$z = plumb([call_user_func, [1, [call_user_func, (1, 1), 0]],
                            [1, [call_user_func, (1, 1), 0]]]);

$∘ = plumb([[[2, (1, 0)]]]);

PHP's lexer will happily parse any number of comma-separated values in an array definition, so there's no need for <? call_user_func anymore:

<?
$z = plumb([[1, [(1, 1), 0]],
            [1, [(1, 1), 0]]]);

$∘ = plumb([[[2, (1, 0)]]]);

Associativity

Notice that we still need parentheses to control precedence. Our function call operator <? , associates to the left, so <? $x, $y, $z is <? $x($y)($z) rather than <? $x($y($z)). This is the form used in our Z combinator, so we can omit the parentheses there:

<?
$z = plumb([[1, [1, 1, 0]],
            [1, [1, 1, 0]]]);

We need right-associativity in <? $∘ so the parens are necessary. Unfortunately this is invalid PHP syntax, but we can work around that by prefixing parenthesised calls with a <? __:

<?
$z = plumb([[1, [1, 1, 0]],
            [1, [1, 1, 0]]]);

$∘ = plumb([[[2, __(1, 0)]]])

Note that function composition (and point-free functions in general) are useful for reducing the need for parentheses.

Implementing Plumb

Now that we've defined our EDSL, we have to make it actually work.

Implementing <? __

The easiest part is the <? __() syntax. This is just PHP's function call syntax, so <? __ will be a function. What should its return value be?

Since groups <? __($a , $b , $c) act like functions <? [$a , $b , $c] we can implement them the same way: as arrays. We'll need to include a marker to indicate that these arrays are not function definitions. We can use a string key for this, since it won't conflict with any of the integer keys that PHP assigns to the elements. Let's use <? 'grouped':

<?
function __() {
  return ['grouped' => true] + func_get_args();
}

Implementing <? plumb

Next we need to implement <? plumb, for interpreting our function definitions. In fact, <? plumb can be generalised to a function I'll call <? plumb_. The general version interprets function definitions in a (lexical) environment. In the case of <? plumb this environment is empty:

<?
defun('plumb_', function($env, $f, $arg) {
                  return chain(array_merge([$arg], $env), $f);
                });

defun('plumb', plumb_([]));

Note that <? defun will curry our functions. We use this in two ways:

Next we define <? chain, which applies the first element of an array to the second, applies the result to the third, and so on. This is clearly a fold, which PHP calls <? array_reduce:

<?
defun('chain', function($env, $arr) {
                 return array_reduce(array_slice($arr, 1),
                                     call($env),
                                     interpret($env, $arr[0]));
               });

We slice off the first element and interpret it, combining the result with any other elements via the <? call function.

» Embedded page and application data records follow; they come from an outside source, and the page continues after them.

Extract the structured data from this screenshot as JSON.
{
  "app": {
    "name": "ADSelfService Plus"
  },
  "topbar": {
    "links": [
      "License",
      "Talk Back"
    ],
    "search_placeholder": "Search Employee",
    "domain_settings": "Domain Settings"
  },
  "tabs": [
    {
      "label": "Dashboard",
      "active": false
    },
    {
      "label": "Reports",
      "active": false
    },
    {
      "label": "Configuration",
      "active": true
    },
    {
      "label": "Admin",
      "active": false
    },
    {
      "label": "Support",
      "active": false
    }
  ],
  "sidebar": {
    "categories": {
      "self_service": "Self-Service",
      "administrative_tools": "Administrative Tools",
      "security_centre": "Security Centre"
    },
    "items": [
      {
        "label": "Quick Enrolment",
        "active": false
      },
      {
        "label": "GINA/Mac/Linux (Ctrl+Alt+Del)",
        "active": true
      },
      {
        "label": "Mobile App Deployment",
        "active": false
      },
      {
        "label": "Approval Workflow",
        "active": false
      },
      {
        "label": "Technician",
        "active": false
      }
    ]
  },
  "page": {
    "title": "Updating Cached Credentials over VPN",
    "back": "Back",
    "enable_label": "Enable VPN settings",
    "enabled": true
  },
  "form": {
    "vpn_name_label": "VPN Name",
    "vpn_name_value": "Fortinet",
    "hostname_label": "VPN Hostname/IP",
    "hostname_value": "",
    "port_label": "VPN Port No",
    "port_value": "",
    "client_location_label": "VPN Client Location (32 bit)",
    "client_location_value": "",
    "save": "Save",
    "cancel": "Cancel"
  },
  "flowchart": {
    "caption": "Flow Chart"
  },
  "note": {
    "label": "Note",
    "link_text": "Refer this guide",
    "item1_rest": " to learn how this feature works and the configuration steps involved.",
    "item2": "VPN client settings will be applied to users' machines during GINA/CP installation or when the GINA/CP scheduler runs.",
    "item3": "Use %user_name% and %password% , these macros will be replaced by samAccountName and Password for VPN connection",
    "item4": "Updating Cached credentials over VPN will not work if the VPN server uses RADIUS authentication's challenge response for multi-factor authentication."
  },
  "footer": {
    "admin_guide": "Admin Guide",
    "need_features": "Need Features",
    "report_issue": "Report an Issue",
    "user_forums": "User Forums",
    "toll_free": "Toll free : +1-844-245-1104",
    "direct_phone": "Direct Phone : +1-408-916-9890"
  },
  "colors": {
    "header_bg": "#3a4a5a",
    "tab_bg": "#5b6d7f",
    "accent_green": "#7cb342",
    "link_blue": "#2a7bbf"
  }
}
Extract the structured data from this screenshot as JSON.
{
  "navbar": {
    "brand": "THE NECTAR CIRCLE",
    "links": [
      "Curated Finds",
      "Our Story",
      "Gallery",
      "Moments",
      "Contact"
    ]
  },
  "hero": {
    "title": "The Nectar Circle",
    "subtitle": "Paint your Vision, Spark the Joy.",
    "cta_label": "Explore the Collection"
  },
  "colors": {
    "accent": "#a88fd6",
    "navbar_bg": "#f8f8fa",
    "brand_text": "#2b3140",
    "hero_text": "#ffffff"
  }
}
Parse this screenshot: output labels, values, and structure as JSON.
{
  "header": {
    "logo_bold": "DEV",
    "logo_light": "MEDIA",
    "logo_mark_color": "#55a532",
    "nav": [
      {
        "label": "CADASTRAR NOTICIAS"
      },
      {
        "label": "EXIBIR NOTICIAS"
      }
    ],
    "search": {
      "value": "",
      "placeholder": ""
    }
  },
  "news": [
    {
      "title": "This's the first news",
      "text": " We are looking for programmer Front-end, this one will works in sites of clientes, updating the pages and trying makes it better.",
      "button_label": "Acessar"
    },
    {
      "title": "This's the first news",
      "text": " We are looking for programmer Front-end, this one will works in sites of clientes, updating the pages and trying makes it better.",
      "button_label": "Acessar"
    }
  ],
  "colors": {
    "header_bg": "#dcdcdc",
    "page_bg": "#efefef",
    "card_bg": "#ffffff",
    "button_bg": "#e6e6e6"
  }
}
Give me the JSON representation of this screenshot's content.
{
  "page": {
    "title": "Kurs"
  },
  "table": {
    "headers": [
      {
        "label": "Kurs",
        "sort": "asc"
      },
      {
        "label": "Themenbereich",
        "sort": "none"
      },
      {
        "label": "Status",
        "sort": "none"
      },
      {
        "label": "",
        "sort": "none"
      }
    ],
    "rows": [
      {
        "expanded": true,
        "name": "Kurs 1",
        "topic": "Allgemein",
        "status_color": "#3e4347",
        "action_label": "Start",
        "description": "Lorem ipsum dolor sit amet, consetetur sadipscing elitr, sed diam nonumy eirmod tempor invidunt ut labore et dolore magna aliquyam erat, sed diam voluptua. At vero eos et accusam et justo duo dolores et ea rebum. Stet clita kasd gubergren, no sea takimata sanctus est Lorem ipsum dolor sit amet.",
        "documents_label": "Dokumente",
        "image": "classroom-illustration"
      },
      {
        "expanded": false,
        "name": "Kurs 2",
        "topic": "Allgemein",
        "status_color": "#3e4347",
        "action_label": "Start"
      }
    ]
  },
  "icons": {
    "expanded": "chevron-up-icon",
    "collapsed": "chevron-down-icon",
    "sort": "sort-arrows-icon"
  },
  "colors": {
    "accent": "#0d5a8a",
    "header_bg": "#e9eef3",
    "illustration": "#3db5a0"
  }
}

The <? call function itself is very simple:

<?
defun('call', function($env, $f, $x) {
                return $f(interpret($env, $x));
              });

Interpret <? $x (an element of a chain) in the environment <? $env, then pass it to <? $f.

The last piece is <? interpret, which converts Plumb values to PHP values based on their 'type' (tag):

<?
defun('interpret', function($env, $x) {
                     if (is_int  ($x)) return $env[$x];
                     if (is_array($x)) return isset($x['grouped'])
                                                ? chain($env, $x)
                                                : plumb_($env, $x);
                     return $x;
                   });

The logic is straightforward:

Availability

I've put a cleaned-up version of this code into git and it's also available via composer.

It also has its own site.